Archive - E-System:
- Advantages of digital lenses
- Transferring your photos to a CD
- Printing the date on your photos
- Best image sizes for emailing
- Lens connections and F-stop
- Indoor sports photos
- AF illuminator and camera flashes
- Camera locks up while shooting closeups
- Taking photos of the Northern Lights
- Shooting in cold weather
- Pixel Mapping
- Waterfall and Stream Effects
- Camera unable to secure autofocus
- Night sports photos
- Can I use a teleconverter with my kit lens?
- What is MY MODE?
- Saving Your Camera Settings
- What does the Fn button do?
- Tips for shooting holiday lights outdoors
- Tips about memory card usage
- The purpose of IMAGE ASPECT when shooting?
- Tips for digitizing 35mm color slides
- Double exposures and xD card questions
- Taking better indoor photos
- Shooting in RAW
- Battery charging guidelines
- E-System Compatibility
- Cleaning your mirror box
- Studio Lighting
- Tricks for manually focusing
- Focusing E-System cameras in low light
- P, A, S and M modes
- Keeping a zoom lens steady
- What lenses can I use with my DSLR?
- High Dynamic Range (HDR) Photography

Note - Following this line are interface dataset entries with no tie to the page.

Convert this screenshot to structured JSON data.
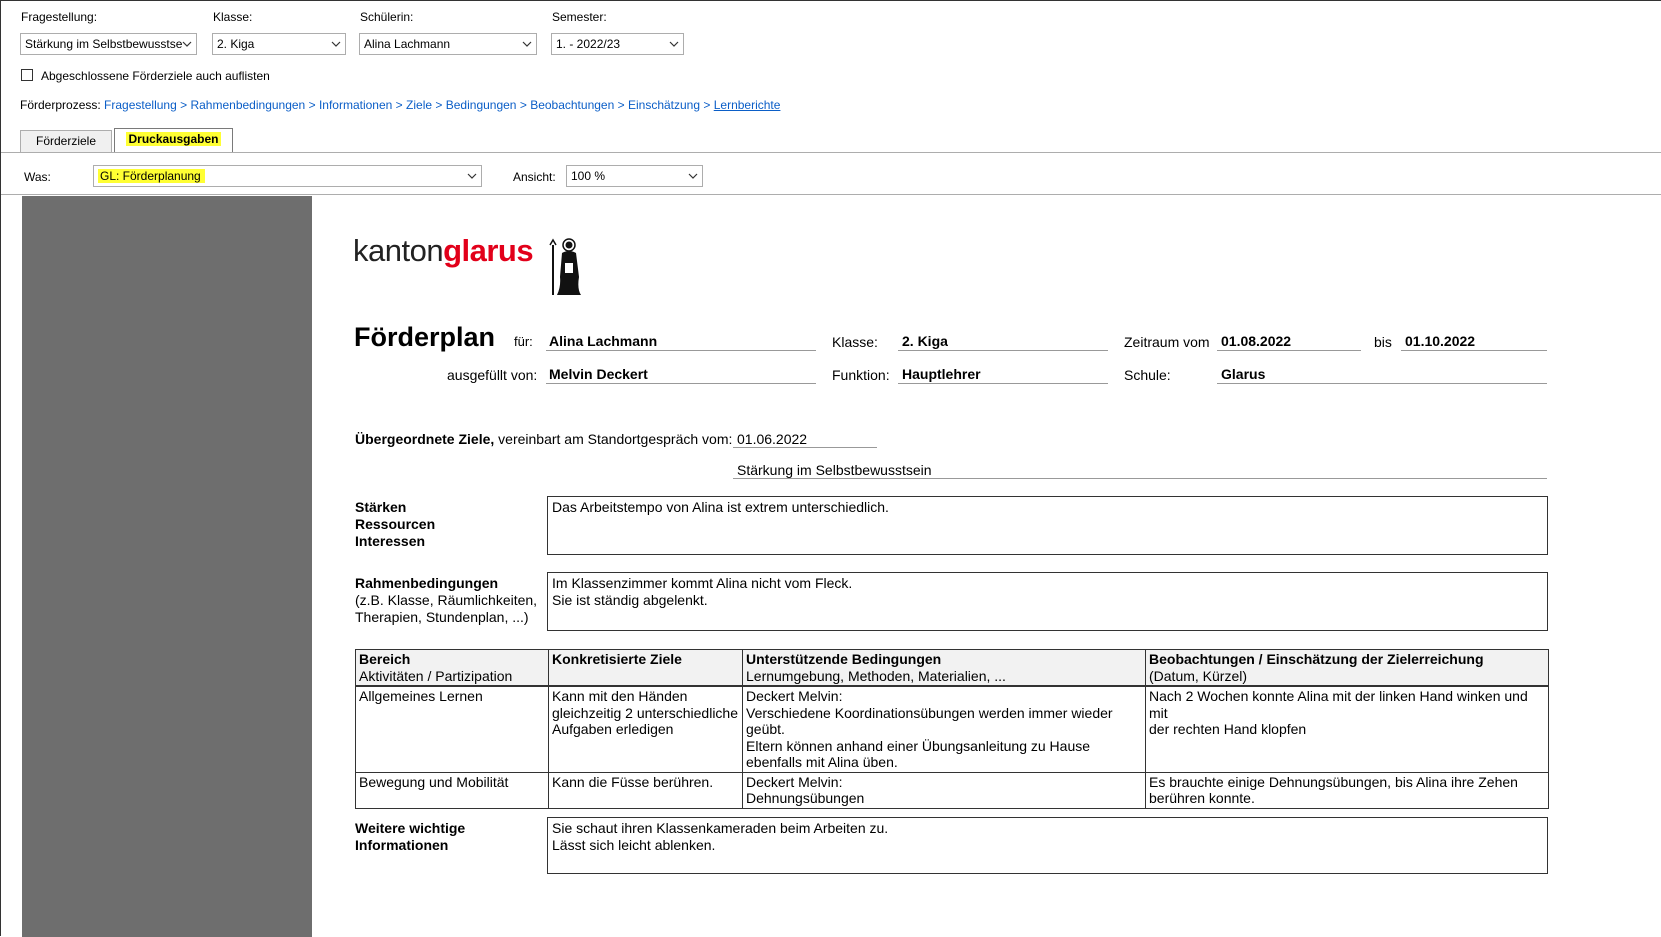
{
  "filters": {
    "fragestellung": {
      "label": "Fragestellung:",
      "value": "Stärkung im Selbstbewusstse"
    },
    "klasse": {
      "label": "Klasse:",
      "value": "2. Kiga"
    },
    "schuelerin": {
      "label": "Schülerin:",
      "value": "Alina Lachmann"
    },
    "semester": {
      "label": "Semester:",
      "value": "1. - 2022/23"
    }
  },
  "checkbox_label": "Abgeschlossene Förderziele auch auflisten",
  "breadcrumb": {
    "prefix": "Förderprozess:",
    "steps": [
      "Fragestellung",
      "Rahmenbedingungen",
      "Informationen",
      "Ziele",
      "Bedingungen",
      "Beobachtungen",
      "Einschätzung",
      "Lernberichte"
    ],
    "separator": ">"
  },
  "tabs": [
    {
      "label": "Förderziele"
    },
    {
      "label": "Druckausgaben"
    }
  ],
  "print_bar": {
    "was_label": "Was:",
    "was_value": "GL: Förderplanung",
    "ansicht_label": "Ansicht:",
    "ansicht_value": "100 %"
  },
  "colors": {
    "link": "#0b5ec7",
    "highlight": "#ffff33",
    "logo_red": "#e2001a",
    "preview_bg": "#6e6e6e"
  },
  "document": {
    "logo_word1": "kanton",
    "logo_word2": "glarus",
    "title": "Förderplan",
    "fuer_label": "für:",
    "fuer_value": "Alina Lachmann",
    "klasse_label": "Klasse:",
    "klasse_value": "2. Kiga",
    "zeitraum_label": "Zeitraum vom",
    "zeitraum_von": "01.08.2022",
    "bis_label": "bis",
    "zeitraum_bis": "01.10.2022",
    "ausgefuellt_label": "ausgefüllt von:",
    "ausgefuellt_value": "Melvin Deckert",
    "funktion_label": "Funktion:",
    "funktion_value": "Hauptlehrer",
    "schule_label": "Schule:",
    "schule_value": "Glarus",
    "ziele_label_bold": "Übergeordnete Ziele,",
    "ziele_label_rest": " vereinbart am Standortgespräch vom:",
    "ziele_datum": "01.06.2022",
    "ziele_text": "Stärkung im Selbstbewusstsein",
    "staerken_label": [
      "Stärken",
      "Ressourcen",
      "Interessen"
    ],
    "staerken_text": "Das Arbeitstempo von Alina ist extrem unterschiedlich.",
    "rahmen_label": "Rahmenbedingungen",
    "rahmen_sub": [
      "(z.B. Klasse, Räumlichkeiten,",
      "Therapien, Stundenplan, ...)"
    ],
    "rahmen_text": [
      "Im Klassenzimmer kommt Alina nicht vom Fleck.",
      "Sie ist ständig abgelenkt."
    ],
    "table": {
      "headers": [
        {
          "title": "Bereich",
          "sub": "Aktivitäten / Partizipation"
        },
        {
          "title": "Konkretisierte Ziele",
          "sub": ""
        },
        {
          "title": "Unterstützende Bedingungen",
          "sub": "Lernumgebung, Methoden, Materialien, ..."
        },
        {
          "title": "Beobachtungen / Einschätzung der Zielerreichung",
          "sub": "(Datum, Kürzel)"
        }
      ],
      "rows": [
        {
          "bereich": "Allgemeines Lernen",
          "ziele": [
            "Kann mit den Händen",
            "gleichzeitig 2 unterschiedliche",
            "Aufgaben erledigen"
          ],
          "bedingungen": [
            "Deckert Melvin:",
            "Verschiedene Koordinationsübungen werden immer wieder geübt.",
            "Eltern können anhand einer Übungsanleitung zu Hause",
            "ebenfalls mit Alina üben."
          ],
          "beobachtungen": [
            "Nach 2 Wochen konnte Alina mit der linken Hand winken und mit",
            "der rechten Hand klopfen"
          ]
        },
        {
          "bereich": "Bewegung und Mobilität",
          "ziele": [
            "Kann die Füsse berühren."
          ],
          "bedingungen": [
            "Deckert Melvin:",
            "Dehnungsübungen"
          ],
          "beobachtungen": [
            "Es brauchte einige Dehnungsübungen, bis Alina ihre Zehen",
            "berühren konnte."
          ]
        }
      ]
    },
    "weitere_label": [
      "Weitere wichtige",
      "Informationen"
    ],
    "weitere_text": [
      "Sie schaut ihren Klassenkameraden beim Arbeiten zu.",
      "Lässt sich leicht ablenken."
    ]
  }
}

- Post-processing color controls in OLYMPUS Master
- How do I use bracketing modes?
- Save a zoomed playback image
- How can CONTRAST, SHARPNESS and
SATURATION be applied creatively?
- Shooting indoors in the winter
- What does the GRADATION feature in the menu do?
- Using OM-System lenses and accessories